- PROBLEM
Give back only one number: how many lines in the data below contain the word "Burgers".
------------------------------
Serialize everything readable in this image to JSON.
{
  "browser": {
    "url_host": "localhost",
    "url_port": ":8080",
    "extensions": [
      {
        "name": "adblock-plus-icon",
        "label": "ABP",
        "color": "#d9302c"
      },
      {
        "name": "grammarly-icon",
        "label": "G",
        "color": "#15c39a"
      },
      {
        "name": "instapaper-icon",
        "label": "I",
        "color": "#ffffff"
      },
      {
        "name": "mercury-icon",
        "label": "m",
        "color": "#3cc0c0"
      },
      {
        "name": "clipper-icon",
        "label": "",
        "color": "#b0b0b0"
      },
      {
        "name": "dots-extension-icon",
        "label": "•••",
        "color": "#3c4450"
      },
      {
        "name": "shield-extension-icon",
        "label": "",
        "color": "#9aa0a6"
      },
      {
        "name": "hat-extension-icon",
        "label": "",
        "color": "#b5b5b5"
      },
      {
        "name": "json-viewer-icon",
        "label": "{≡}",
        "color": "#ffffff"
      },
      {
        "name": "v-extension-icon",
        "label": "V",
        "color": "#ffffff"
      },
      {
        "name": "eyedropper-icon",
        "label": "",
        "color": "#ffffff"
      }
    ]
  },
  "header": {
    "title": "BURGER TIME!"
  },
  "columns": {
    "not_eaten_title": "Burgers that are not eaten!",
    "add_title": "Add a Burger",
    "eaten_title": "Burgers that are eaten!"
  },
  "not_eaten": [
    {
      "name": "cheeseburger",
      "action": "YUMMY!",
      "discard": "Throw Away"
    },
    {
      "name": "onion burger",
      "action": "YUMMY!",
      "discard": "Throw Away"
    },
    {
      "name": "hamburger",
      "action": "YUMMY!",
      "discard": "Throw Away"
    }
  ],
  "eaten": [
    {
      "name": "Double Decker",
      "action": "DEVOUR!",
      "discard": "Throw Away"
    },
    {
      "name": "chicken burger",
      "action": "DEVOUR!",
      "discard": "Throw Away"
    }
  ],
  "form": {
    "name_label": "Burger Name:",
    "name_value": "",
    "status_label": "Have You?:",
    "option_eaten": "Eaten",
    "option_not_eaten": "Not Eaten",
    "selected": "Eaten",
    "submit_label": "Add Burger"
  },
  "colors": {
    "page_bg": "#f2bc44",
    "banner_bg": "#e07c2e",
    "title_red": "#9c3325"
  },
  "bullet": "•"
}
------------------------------
- WRITTEN RESPONSE
2